Instructions for the task ::
Only the pictures are to be left out; the listing itself is repeated exactly.
########################################
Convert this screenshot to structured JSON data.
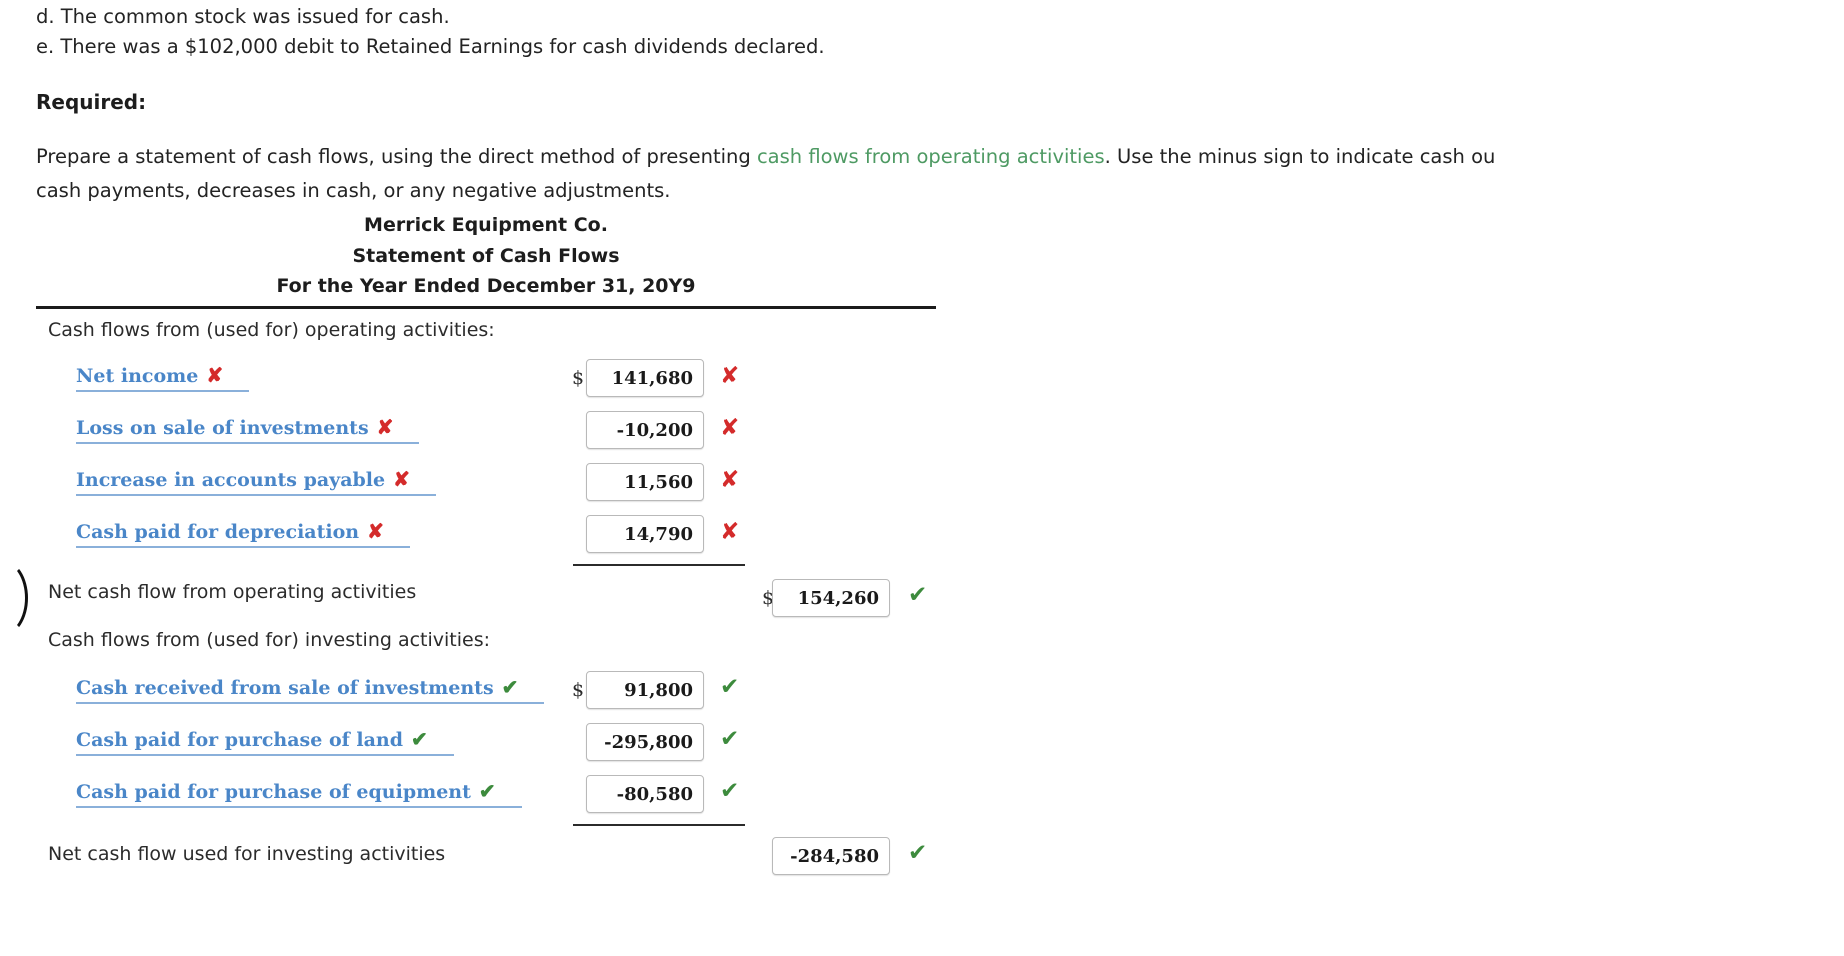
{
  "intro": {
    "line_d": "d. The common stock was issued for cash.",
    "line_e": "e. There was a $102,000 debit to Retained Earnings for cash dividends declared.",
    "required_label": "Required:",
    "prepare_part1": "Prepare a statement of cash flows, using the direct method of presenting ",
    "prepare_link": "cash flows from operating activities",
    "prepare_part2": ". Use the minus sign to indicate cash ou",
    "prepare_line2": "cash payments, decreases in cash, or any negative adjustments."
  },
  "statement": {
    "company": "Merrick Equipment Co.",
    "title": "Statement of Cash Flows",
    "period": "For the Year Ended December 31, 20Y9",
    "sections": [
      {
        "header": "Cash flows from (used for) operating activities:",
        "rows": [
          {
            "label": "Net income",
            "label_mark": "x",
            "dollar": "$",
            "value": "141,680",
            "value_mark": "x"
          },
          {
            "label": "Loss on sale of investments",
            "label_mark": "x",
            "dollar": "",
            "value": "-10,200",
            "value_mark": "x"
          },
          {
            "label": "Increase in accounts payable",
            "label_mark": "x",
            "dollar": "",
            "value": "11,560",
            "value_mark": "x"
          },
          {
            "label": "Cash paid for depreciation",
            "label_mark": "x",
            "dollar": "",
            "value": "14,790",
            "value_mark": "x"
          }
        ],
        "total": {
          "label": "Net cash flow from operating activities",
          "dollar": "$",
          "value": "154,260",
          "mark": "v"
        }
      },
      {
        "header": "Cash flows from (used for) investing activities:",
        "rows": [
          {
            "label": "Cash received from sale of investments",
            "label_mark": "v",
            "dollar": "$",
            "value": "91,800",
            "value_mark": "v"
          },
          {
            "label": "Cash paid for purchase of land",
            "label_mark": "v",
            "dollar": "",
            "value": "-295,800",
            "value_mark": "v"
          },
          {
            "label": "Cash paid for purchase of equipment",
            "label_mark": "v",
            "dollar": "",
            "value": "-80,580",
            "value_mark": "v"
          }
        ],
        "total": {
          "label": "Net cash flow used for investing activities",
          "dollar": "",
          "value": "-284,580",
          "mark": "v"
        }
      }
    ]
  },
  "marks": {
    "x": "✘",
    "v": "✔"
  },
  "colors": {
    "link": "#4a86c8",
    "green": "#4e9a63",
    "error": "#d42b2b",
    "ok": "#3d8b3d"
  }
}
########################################
Solution for this task ::
Convert this screenshot to structured JSON data.
{
  "intro": {
    "line_d": "d. The common stock was issued for cash.",
    "line_e": "e. There was a $102,000 debit to Retained Earnings for cash dividends declared.",
    "required_label": "Required:",
    "prepare_part1": "Prepare a statement of cash flows, using the direct method of presenting ",
    "prepare_link": "cash flows from operating activities",
    "prepare_part2": ". Use the minus sign to indicate cash ou",
    "prepare_line2": "cash payments, decreases in cash, or any negative adjustments."
  },
  "statement": {
    "company": "Merrick Equipment Co.",
    "title": "Statement of Cash Flows",
    "period": "For the Year Ended December 31, 20Y9",
    "sections": [
      {
        "header": "Cash flows from (used for) operating activities:",
        "rows": [
          {
            "label": "Net income",
            "label_mark": "x",
            "dollar": "$",
            "value": "141,680",
            "value_mark": "x"
          },
          {
            "label": "Loss on sale of investments",
            "label_mark": "x",
            "dollar": "",
            "value": "-10,200",
            "value_mark": "x"
          },
          {
            "label": "Increase in accounts payable",
            "label_mark": "x",
            "dollar": "",
            "value": "11,560",
            "value_mark": "x"
          },
          {
            "label": "Cash paid for depreciation",
            "label_mark": "x",
            "dollar": "",
            "value": "14,790",
            "value_mark": "x"
          }
        ],
        "total": {
          "label": "Net cash flow from operating activities",
          "dollar": "$",
          "value": "154,260",
          "mark": "v"
        }
      },
      {
        "header": "Cash flows from (used for) investing activities:",
        "rows": [
          {
            "label": "Cash received from sale of investments",
            "label_mark": "v",
            "dollar": "$",
            "value": "91,800",
            "value_mark": "v"
          },
          {
            "label": "Cash paid for purchase of land",
            "label_mark": "v",
            "dollar": "",
            "value": "-295,800",
            "value_mark": "v"
          },
          {
            "label": "Cash paid for purchase of equipment",
            "label_mark": "v",
            "dollar": "",
            "value": "-80,580",
            "value_mark": "v"
          }
        ],
        "total": {
          "label": "Net cash flow used for investing activities",
          "dollar": "",
          "value": "-284,580",
          "mark": "v"
        }
      }
    ]
  },
  "marks": {
    "x": "✘",
    "v": "✔"
  },
  "colors": {
    "link": "#4a86c8",
    "green": "#4e9a63",
    "error": "#d42b2b",
    "ok": "#3d8b3d"
  }
}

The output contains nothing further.